A: I feel like when I was growing up there were a handful of people that I saw. Peyton Manning, of course I grew up with him. Interestingly, I had a brother who was a little too small, so I felt like he grew up watching Drew, loving Drew, and everything he had done. His story had somehow resonated with him, so I became a big Drew Brees fan and watched him play because my older brother was a big fan of his. I would say I really notice these two quarterbacks.

Taysom Hill eats a drumstick on Thanksgiving.AP

Q: When and how did your NFL dream start?
A: Of course, I think, just like any other child doing sports, I wanted to be able to play in the NFL, but I think the first real opportunity or kind of experience where it was an opportunity was when I got to college a freshman. I felt able to play at the NFL level and really didn't know everything it needed. I think with the injuries and everything else, there was still some uncertainty going into the NFL. I then had a few experiences in Green Bay that I felt I could do.

Q: Who were your biggest influences?
A: I think when I grew up I spent most of my time with my family. You have always been so important to me. When I look back at my childhood and what shaped and shaped me as a man and as someone who was willing to work hard and do difficult things, I think that this was done using the example of my siblings and my parents. I watched both parents create every opportunity for me and my siblings, and then I had three other siblings playing college sports. I saw her go to high school and be successful and play at college level and be successful, so this kind of set was not so much the standard, but somehow showed me the possibilities that I have.

Q: What are your favorite memories of high school soccer and basketball?
A: I had played in High School Football State Championship games [Pocatello, Idaho], but I finally won my last year. I was on the team, didn't really wear my first year, but was there when we lost the state championship game. In the second year we lost in the state championship game. Last year we made it back to the national championship game and won. I would definitely say that this moment, this game and the opportunity to experience it with my high school friends and coaches was definitely a highlight for me. I would say there is no special moment in my basketball game except my junior year when we had a really good team and went to the state championship tournament. We lost in the second round of the playoffs, and I think especially in this junior year and what we were able to achieve.

Question: Describe your Mormon mission in Sydney in 2009-11.
A: It was a great experience. It was very difficult to serve one of the most difficult things I have ever done, but one of the most rewarding things I have ever done. I felt like it gave me a lot of perspective on what is really important in life, and it was an incredible experience for me.

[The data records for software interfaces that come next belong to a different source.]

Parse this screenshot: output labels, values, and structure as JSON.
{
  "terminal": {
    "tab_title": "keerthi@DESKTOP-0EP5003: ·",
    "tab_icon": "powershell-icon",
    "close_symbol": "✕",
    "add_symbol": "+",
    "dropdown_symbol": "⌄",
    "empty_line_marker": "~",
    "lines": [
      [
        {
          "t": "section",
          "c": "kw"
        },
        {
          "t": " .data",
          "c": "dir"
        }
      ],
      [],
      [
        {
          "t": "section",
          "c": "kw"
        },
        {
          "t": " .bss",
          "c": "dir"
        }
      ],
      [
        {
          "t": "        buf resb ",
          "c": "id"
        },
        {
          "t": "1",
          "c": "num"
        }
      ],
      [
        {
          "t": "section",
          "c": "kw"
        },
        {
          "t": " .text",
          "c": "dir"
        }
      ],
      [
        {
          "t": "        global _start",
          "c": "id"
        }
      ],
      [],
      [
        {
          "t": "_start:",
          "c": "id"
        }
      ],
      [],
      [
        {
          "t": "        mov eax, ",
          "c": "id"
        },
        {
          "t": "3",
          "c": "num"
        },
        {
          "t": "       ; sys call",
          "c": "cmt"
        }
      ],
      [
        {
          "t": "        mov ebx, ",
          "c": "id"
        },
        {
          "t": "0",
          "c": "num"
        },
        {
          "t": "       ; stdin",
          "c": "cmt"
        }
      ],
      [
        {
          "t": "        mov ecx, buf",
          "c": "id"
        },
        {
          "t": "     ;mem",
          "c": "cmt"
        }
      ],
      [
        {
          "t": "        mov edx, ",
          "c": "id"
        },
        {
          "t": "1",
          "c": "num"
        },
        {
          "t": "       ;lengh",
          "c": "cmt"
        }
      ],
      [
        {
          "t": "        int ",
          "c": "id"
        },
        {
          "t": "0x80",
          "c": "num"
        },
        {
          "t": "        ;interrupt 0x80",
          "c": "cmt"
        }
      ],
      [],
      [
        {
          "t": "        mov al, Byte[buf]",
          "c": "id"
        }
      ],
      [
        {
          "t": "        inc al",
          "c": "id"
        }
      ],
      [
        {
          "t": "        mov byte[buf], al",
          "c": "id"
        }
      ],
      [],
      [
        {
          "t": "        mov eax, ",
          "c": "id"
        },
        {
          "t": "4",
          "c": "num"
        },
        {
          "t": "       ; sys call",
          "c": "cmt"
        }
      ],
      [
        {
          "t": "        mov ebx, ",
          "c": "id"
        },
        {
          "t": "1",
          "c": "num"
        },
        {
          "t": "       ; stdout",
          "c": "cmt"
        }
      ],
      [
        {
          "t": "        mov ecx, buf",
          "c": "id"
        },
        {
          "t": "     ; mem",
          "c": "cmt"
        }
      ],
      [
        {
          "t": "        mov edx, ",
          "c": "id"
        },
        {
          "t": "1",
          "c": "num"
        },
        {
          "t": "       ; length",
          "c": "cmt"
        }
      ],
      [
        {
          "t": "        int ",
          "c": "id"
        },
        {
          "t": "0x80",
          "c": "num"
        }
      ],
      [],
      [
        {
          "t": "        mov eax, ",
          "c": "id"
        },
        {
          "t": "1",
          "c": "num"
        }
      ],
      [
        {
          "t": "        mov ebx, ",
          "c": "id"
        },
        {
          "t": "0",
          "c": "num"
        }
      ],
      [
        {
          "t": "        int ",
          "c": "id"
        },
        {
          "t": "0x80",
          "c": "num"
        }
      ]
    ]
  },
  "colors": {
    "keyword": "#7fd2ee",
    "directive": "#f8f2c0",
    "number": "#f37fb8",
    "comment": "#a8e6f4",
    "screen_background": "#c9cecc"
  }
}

Q: Describe how your older brother Dexter, who suddenly switched from an addiction to opiates, became an inspiration for you.
A: Dexter passed away in my last red shirt year in 2016, and it was an easy decision for me to change my number from 4 to 7, and I wanted to do it so that I always remembered it. Dexter was one of the most competitive guys I've ever seen. I really felt like I was always after him, I wanted to be as good as he was. He was also a quarterback. I'm still looking at where I can wear number seven and decide to wear number 7 because of my brother Dexter, and I want to honor that number. I made this change for him. It was very motivating.

Q: What drives you?
A: I just want to be successful. I think as an athlete you are able to fight and go through some difficult things and I would say to myself that I want to be successful. I want to make sure that my preparation makes me successful so that I can make my wife and family proud of me. That motivates me.